• **TASK DIRECTIONS**:
Copy the records below exactly as they stand. Leave out the pictures.

App and web page records
------------------------------------------------------------------------

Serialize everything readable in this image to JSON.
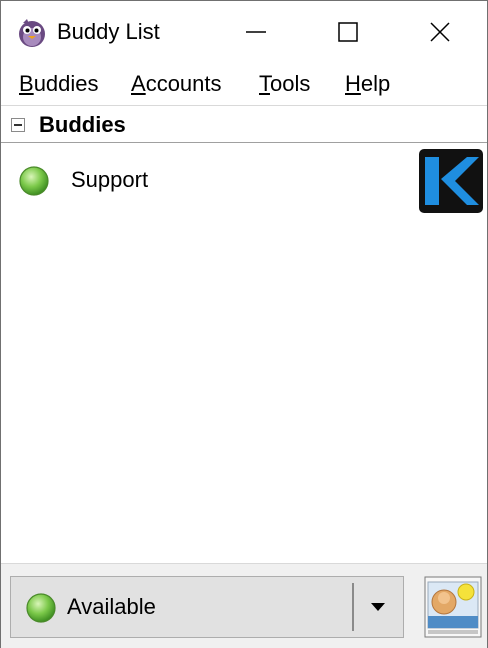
{
  "window": {
    "title": "Buddy List",
    "controls": {
      "minimize": "minimize",
      "maximize": "maximize",
      "close": "close"
    }
  },
  "menu": {
    "items": [
      {
        "mnemonic": "B",
        "rest": "uddies"
      },
      {
        "mnemonic": "A",
        "rest": "ccounts"
      },
      {
        "mnemonic": "T",
        "rest": "ools"
      },
      {
        "mnemonic": "H",
        "rest": "elp"
      }
    ]
  },
  "buddy_list": {
    "group": {
      "label": "Buddies",
      "expanded": true,
      "expander_icon": "collapse-minus-icon"
    },
    "buddies": [
      {
        "name": "Support",
        "status": "available",
        "status_icon": "green-status-dot-icon",
        "avatar_icon": "k-logo-icon"
      }
    ]
  },
  "status_selector": {
    "selected": "Available",
    "status_icon": "green-status-dot-icon",
    "dropdown_icon": "dropdown-arrow-icon",
    "account_icon": "buddy-icon-picture"
  },
  "colors": {
    "available": "#6cc04a",
    "k_logo_blue": "#1f8ee0",
    "k_logo_bg": "#111111",
    "window_border": "#707070"
  }
}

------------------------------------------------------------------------

• **THE COMPLETED TASK**:
Serialize everything readable in this image to JSON.
{
  "window": {
    "title": "Buddy List",
    "controls": {
      "minimize": "minimize",
      "maximize": "maximize",
      "close": "close"
    }
  },
  "menu": {
    "items": [
      {
        "mnemonic": "B",
        "rest": "uddies"
      },
      {
        "mnemonic": "A",
        "rest": "ccounts"
      },
      {
        "mnemonic": "T",
        "rest": "ools"
      },
      {
        "mnemonic": "H",
        "rest": "elp"
      }
    ]
  },
  "buddy_list": {
    "group": {
      "label": "Buddies",
      "expanded": true,
      "expander_icon": "collapse-minus-icon"
    },
    "buddies": [
      {
        "name": "Support",
        "status": "available",
        "status_icon": "green-status-dot-icon",
        "avatar_icon": "k-logo-icon"
      }
    ]
  },
  "status_selector": {
    "selected": "Available",
    "status_icon": "green-status-dot-icon",
    "dropdown_icon": "dropdown-arrow-icon",
    "account_icon": "buddy-icon-picture"
  },
  "colors": {
    "available": "#6cc04a",
    "k_logo_blue": "#1f8ee0",
    "k_logo_bg": "#111111",
    "window_border": "#707070"
  }
}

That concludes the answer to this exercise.